WHAT IS BEING ASKED: Find every line below with the word "Spesa" in it, and copy each one.

Saved data entries:

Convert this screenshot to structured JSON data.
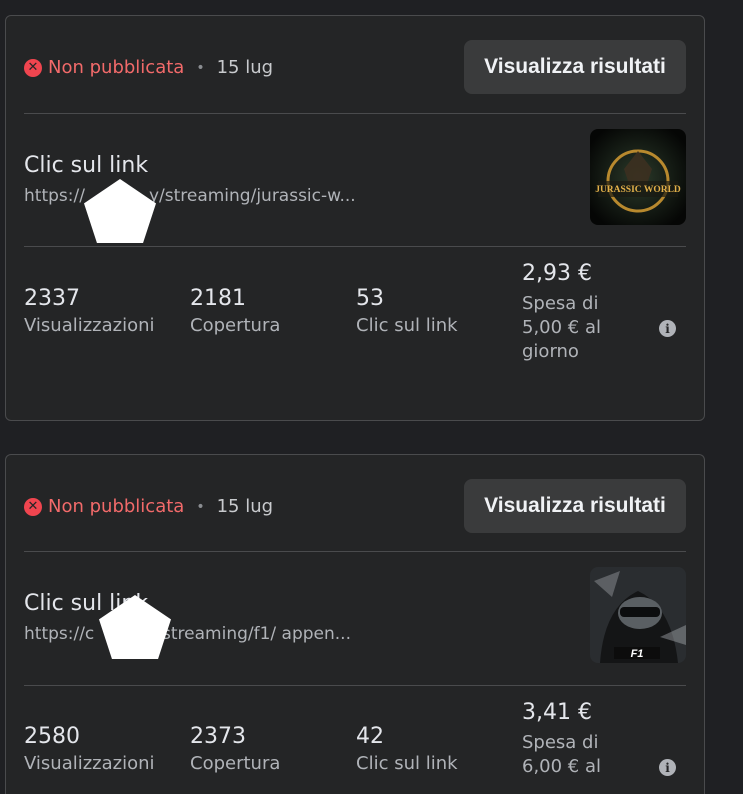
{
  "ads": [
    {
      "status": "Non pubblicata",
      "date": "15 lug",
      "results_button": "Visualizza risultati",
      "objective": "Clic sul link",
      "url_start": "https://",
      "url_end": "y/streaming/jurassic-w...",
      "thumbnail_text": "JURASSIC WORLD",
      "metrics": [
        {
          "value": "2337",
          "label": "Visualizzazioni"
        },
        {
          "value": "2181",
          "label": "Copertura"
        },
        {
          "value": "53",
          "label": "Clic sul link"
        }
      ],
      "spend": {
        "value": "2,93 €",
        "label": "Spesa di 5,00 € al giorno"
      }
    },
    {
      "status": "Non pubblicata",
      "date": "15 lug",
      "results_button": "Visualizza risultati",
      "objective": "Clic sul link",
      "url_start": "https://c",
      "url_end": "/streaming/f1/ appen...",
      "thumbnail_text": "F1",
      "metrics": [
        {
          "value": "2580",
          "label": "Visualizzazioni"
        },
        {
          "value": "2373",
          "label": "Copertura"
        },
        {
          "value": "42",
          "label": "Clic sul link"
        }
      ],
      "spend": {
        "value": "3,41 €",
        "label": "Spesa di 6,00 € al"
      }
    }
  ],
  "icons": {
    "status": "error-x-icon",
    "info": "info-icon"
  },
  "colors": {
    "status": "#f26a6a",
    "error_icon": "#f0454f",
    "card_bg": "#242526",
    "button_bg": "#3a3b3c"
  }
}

SOLUTION TO THE PROBLEM:
        "label": "Spesa di 5,00 € al giorno"
        "label": "Spesa di 6,00 € al"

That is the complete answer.